Department of Physics and Astronomy,
Faculty of Science
You'll study the formation and evolution of stars, galaxies and the Universe itself. The course includes training on how to perform your own astronomical observations using our 0.5m telescope, which is located on La Palma in the Canary Islands but can be operated remotely from Sheffield. You can also take part in a subsidised field trip to La Palma and visit some of the world’s top observatories.
There are a number of optional modules to choose from, covering topics to deepen your understanding of the Universe, such as cosmology, dark matter, general relativity and astrobiology. We offer a science communication module, so that you can learn the most effective ways to share scientific ideas with the public, and an enterprise module where you can develop your own idea for a business based on your physics expertise.
The biggest part of the degree is your research project and dissertation. Our team of supervisors ranges from theoretical astrophysicists who are using computational methods to learn how stars form, to scientists building the world's fastest telescope cameras. We can run projects on topics including galaxies, quasars, supernovae, massive stars, white and brown dwarfs, star formation, star clusters, planet formation and the evolution of the solar system.
If you take our optional Observational Astronomy with Field Trip module, you’ll go on a subsidised week-long field trip to the international observatories on La Palma in the Canary Islands. The island is home to a number of world-leading telescopes that our astrophysicists use, and is an ideal environment for astronomy, being close to the equator and 2,400m above sea level. You'll be able to use our 0.5m telescope to run your own overnight observations, and visit the 4m William Herschel Telescope and the 10m Gran Telescopio Canarias – the biggest optical telescope in the world.
- Star Formation and Evolution
- Galaxy Formation and Evolution
- Astrophysics Dissertation Project
- Physics Research Skills
- Introduction to Cosmology

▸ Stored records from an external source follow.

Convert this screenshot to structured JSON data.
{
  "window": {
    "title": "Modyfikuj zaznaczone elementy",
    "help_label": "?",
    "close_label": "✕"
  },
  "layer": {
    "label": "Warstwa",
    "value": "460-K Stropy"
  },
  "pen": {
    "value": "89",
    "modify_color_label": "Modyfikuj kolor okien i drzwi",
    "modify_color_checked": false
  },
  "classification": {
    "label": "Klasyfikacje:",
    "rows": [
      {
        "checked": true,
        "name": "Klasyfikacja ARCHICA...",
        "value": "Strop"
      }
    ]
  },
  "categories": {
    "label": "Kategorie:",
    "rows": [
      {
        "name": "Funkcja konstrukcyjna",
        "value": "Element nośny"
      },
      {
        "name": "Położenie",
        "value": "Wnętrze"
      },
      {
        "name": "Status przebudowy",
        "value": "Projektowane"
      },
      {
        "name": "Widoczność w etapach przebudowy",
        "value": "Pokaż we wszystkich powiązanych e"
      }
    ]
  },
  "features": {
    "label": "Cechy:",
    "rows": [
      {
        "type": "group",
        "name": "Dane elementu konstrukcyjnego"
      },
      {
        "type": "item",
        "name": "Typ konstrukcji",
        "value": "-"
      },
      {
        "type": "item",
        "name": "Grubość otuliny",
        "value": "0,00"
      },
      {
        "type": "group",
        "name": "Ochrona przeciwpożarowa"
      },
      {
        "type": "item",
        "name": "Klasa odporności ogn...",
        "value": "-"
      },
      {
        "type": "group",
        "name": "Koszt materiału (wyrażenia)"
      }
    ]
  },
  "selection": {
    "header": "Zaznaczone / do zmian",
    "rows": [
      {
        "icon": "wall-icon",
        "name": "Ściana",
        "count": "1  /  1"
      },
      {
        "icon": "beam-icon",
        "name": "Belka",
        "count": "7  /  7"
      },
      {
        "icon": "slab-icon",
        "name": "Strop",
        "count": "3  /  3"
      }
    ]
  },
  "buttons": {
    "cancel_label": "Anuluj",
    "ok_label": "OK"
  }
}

- Dark Matter and the Universe
- History of Astronomy
- An Introduction to General Relativity
- Particle Astrophysics
- The Development of Particle Physics
- Extrasolar Planets and Astrobiology

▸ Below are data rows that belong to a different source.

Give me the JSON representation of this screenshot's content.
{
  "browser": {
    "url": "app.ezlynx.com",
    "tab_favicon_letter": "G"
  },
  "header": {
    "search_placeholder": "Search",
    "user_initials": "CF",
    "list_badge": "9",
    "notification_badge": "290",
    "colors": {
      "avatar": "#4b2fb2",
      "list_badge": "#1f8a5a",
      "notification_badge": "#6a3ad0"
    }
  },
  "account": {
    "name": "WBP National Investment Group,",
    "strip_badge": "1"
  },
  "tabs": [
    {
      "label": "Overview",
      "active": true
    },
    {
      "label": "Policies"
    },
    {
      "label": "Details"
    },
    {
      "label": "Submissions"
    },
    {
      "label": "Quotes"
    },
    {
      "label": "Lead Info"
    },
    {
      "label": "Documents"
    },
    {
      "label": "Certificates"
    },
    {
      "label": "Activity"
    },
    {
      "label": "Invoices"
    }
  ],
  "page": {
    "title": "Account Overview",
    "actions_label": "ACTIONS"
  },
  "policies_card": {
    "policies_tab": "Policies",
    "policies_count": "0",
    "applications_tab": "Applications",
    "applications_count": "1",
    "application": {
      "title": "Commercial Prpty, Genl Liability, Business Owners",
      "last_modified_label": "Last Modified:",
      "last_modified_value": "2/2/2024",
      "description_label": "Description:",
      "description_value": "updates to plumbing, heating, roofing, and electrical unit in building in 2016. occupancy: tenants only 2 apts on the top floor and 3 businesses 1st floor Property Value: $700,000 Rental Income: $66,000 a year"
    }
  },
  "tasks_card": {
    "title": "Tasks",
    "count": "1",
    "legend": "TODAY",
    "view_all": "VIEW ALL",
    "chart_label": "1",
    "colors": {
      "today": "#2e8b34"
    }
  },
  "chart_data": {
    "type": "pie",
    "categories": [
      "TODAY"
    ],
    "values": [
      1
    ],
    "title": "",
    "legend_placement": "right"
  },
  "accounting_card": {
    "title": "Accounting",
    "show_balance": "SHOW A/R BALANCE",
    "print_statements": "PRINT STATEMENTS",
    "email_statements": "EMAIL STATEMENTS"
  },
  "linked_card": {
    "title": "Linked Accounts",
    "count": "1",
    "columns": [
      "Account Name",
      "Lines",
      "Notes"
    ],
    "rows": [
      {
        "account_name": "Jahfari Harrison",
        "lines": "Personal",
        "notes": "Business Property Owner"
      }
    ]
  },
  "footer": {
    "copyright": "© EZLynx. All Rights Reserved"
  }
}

- Physics in an Enterprise Culture
- Physics Communication and Impact
- Observational Astronomy with Field Trip
You will be taught through lectures, seminars, tutorials, workshops, presentation skills training, and one-to-one research project meetings with your supervisor.

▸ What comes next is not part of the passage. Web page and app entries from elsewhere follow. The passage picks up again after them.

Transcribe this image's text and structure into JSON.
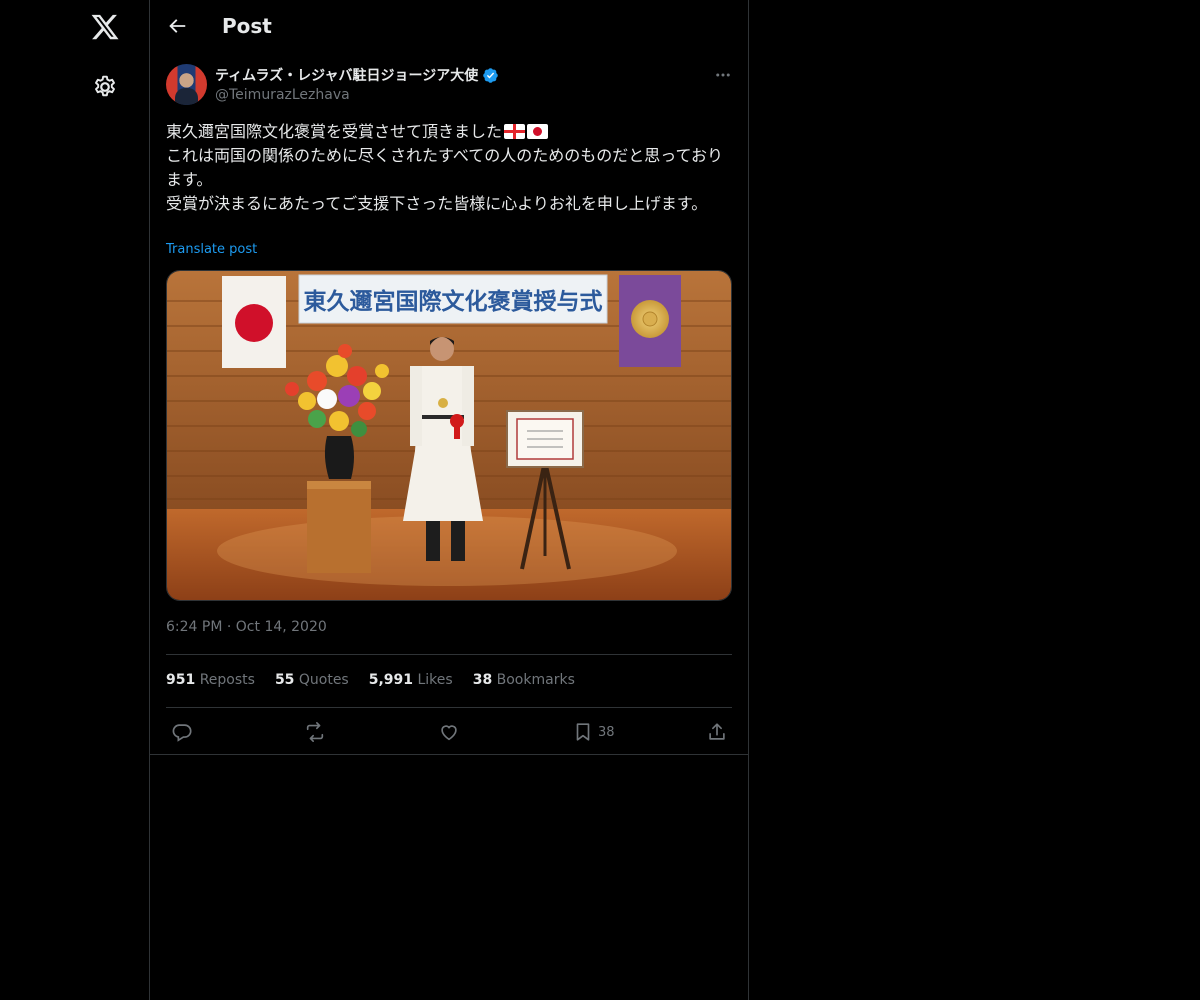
{
  "header": {
    "title": "Post"
  },
  "author": {
    "display_name": "ティムラズ・レジャバ駐日ジョージア大使",
    "handle": "@TeimurazLezhava",
    "verified": true
  },
  "post": {
    "lines": [
      "東久邇宮国際文化褒賞を受賞させて頂きました",
      "これは両国の関係のために尽くされたすべての人のためのものだと思っております。",
      "受賞が決まるにあたってご支援下さった皆様に心よりお礼を申し上げます。"
    ],
    "flags": [
      "georgia-flag",
      "japan-flag"
    ],
    "translate_label": "Translate post",
    "image": {
      "banner_text": "東久邇宮国際文化褒賞授与式"
    },
    "time": "6:24 PM",
    "separator": "·",
    "date": "Oct 14, 2020"
  },
  "stats": {
    "reposts": {
      "count": "951",
      "label": "Reposts"
    },
    "quotes": {
      "count": "55",
      "label": "Quotes"
    },
    "likes": {
      "count": "5,991",
      "label": "Likes"
    },
    "bookmarks": {
      "count": "38",
      "label": "Bookmarks"
    }
  },
  "actions": {
    "bookmark_count": "38"
  },
  "colors": {
    "background": "#000000",
    "text": "#e7e9ea",
    "muted": "#71767b",
    "link": "#1d9bf0",
    "border": "#2f3336"
  }
}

You'll be assessed by examinations, coursework, essays and other written work, and a dissertation and viva.
1 year full-time
The advanced topics covered and the extensive research training make this degree great preparation for a PhD and a career in astrophysics research.
University of Sheffield graduates have gone to work for organisations such as the UK and European Space Agencies, the European Southern Observatory and top universities around the world.
Physics graduates also develop numerical, problem-solving and data analysis skills that are useful in many careers, such as computer programming, software engineering, data science or technology research and development.
We run a 0.5m telescope with the University of Durham on La Palma, which you can operate remotely from Sheffield as part of your training, or during the optional annual field trip. There are also a computer controlled 0.4m telescope and a robotic 0.25m telescope on the roof of our building, which you can use during the course.
Undergraduate degree in the physical sciences or a related subject (for example mathematics or computer science). We usually ask for a 2:1 degree in physics, astronomy or astrophysics.
English language requirements
Overall IELTS score of 6.5 with a minimum of 6.0 in each component, or equivalent.